Your instructions:
Check each line of the entries below for the string "true" and state how many lines have it, with no other text.

[Items from an interface collection]

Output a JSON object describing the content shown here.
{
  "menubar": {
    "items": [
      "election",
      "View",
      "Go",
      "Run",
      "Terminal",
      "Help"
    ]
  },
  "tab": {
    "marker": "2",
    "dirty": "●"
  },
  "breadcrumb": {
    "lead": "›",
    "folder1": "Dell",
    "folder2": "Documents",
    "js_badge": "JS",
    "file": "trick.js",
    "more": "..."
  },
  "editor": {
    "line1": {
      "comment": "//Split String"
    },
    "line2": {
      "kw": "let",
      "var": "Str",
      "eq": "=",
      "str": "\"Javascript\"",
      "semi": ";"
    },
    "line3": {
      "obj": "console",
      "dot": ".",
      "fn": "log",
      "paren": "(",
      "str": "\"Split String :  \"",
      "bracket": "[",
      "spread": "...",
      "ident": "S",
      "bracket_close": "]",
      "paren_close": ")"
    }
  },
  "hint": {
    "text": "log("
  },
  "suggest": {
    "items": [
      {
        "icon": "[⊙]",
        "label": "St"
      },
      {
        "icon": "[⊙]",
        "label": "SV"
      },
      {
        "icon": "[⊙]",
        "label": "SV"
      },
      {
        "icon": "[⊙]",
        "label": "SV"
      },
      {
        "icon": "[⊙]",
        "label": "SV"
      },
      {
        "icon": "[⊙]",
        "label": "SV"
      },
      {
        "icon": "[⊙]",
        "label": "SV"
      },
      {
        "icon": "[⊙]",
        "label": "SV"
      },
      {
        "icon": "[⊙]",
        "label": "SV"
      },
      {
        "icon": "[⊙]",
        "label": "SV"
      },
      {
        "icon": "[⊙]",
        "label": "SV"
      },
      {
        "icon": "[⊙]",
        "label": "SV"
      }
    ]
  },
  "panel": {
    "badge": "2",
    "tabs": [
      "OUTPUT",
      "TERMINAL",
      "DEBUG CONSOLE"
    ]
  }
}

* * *

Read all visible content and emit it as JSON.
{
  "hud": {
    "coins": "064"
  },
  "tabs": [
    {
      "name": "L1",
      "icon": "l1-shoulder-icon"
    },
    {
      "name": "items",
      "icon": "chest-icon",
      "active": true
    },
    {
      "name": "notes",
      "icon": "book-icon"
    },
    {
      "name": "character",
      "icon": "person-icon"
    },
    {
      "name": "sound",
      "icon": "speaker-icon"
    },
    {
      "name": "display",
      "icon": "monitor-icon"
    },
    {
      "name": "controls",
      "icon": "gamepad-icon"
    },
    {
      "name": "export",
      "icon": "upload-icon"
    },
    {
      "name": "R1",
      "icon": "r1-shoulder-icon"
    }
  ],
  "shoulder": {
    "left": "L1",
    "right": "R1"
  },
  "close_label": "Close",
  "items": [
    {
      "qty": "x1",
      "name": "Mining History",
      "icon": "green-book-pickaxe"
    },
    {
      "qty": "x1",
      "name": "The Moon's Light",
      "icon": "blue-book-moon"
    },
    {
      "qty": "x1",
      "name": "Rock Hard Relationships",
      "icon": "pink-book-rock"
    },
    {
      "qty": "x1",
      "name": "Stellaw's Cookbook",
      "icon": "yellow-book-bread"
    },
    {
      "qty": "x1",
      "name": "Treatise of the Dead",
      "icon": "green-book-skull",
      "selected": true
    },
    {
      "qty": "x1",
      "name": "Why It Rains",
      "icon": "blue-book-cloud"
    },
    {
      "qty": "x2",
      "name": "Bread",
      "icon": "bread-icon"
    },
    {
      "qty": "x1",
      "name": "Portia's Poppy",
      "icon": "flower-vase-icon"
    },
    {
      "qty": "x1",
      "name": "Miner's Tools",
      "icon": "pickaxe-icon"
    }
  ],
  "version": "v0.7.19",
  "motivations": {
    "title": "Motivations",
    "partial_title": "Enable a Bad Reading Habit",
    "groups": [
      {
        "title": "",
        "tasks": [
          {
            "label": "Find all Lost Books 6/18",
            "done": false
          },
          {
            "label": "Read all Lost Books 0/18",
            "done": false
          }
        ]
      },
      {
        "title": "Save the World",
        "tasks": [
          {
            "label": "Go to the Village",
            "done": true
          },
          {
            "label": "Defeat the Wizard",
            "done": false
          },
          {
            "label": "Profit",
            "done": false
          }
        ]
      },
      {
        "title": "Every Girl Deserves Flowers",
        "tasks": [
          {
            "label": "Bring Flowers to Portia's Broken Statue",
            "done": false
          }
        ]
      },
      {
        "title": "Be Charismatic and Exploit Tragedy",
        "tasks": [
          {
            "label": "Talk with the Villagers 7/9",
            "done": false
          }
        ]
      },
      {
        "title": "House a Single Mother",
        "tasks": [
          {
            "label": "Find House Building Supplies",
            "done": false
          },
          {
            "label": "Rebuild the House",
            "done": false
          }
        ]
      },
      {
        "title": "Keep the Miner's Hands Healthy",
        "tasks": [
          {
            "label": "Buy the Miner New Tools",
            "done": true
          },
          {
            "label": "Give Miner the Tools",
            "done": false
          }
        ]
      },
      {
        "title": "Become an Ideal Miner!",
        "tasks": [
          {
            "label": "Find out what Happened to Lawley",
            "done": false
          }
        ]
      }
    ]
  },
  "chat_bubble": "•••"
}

Answer box:
4